The problem:
An exact retyping of every record is required.

(Page and application data records)
####################

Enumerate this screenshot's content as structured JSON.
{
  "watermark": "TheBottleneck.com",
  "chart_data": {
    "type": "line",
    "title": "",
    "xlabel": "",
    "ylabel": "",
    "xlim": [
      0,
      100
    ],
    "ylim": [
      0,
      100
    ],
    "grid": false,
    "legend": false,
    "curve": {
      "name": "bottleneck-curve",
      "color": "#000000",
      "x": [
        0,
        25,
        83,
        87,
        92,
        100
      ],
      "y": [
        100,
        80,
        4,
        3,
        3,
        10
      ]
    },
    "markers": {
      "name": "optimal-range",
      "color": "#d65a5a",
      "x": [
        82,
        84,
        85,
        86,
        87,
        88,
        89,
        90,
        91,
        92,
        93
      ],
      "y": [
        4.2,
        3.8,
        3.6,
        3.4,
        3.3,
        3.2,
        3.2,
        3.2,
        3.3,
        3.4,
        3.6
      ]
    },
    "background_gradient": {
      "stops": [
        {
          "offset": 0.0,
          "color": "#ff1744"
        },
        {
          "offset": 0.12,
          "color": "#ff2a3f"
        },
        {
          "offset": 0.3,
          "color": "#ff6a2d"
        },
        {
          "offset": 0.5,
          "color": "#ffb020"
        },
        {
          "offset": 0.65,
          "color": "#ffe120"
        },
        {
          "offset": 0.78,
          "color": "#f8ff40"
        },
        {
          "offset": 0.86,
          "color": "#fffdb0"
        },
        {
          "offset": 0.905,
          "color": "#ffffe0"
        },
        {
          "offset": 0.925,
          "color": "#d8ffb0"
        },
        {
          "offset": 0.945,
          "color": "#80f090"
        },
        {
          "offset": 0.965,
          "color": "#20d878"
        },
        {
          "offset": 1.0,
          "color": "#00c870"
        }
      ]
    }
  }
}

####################

Answer for this exercise:
Enumerate this screenshot's content as structured JSON.
{
  "watermark": "TheBottleneck.com",
  "chart_data": {
    "type": "line",
    "title": "",
    "xlabel": "",
    "ylabel": "",
    "xlim": [
      0,
      100
    ],
    "ylim": [
      0,
      100
    ],
    "grid": false,
    "legend": false,
    "curve": {
      "name": "bottleneck-curve",
      "color": "#000000",
      "x": [
        0,
        25,
        83,
        87,
        92,
        100
      ],
      "y": [
        100,
        80,
        4,
        3,
        3,
        10
      ]
    },
    "markers": {
      "name": "optimal-range",
      "color": "#d65a5a",
      "x": [
        82,
        84,
        85,
        86,
        87,
        88,
        89,
        90,
        91,
        92,
        93
      ],
      "y": [
        4.2,
        3.8,
        3.6,
        3.4,
        3.3,
        3.2,
        3.2,
        3.2,
        3.3,
        3.4,
        3.6
      ]
    },
    "background_gradient": {
      "stops": [
        {
          "offset": 0.0,
          "color": "#ff1744"
        },
        {
          "offset": 0.12,
          "color": "#ff2a3f"
        },
        {
          "offset": 0.3,
          "color": "#ff6a2d"
        },
        {
          "offset": 0.5,
          "color": "#ffb020"
        },
        {
          "offset": 0.65,
          "color": "#ffe120"
        },
        {
          "offset": 0.78,
          "color": "#f8ff40"
        },
        {
          "offset": 0.86,
          "color": "#fffdb0"
        },
        {
          "offset": 0.905,
          "color": "#ffffe0"
        },
        {
          "offset": 0.925,
          "color": "#d8ffb0"
        },
        {
          "offset": 0.945,
          "color": "#80f090"
        },
        {
          "offset": 0.965,
          "color": "#20d878"
        },
        {
          "offset": 1.0,
          "color": "#00c870"
        }
      ]
    }
  }
}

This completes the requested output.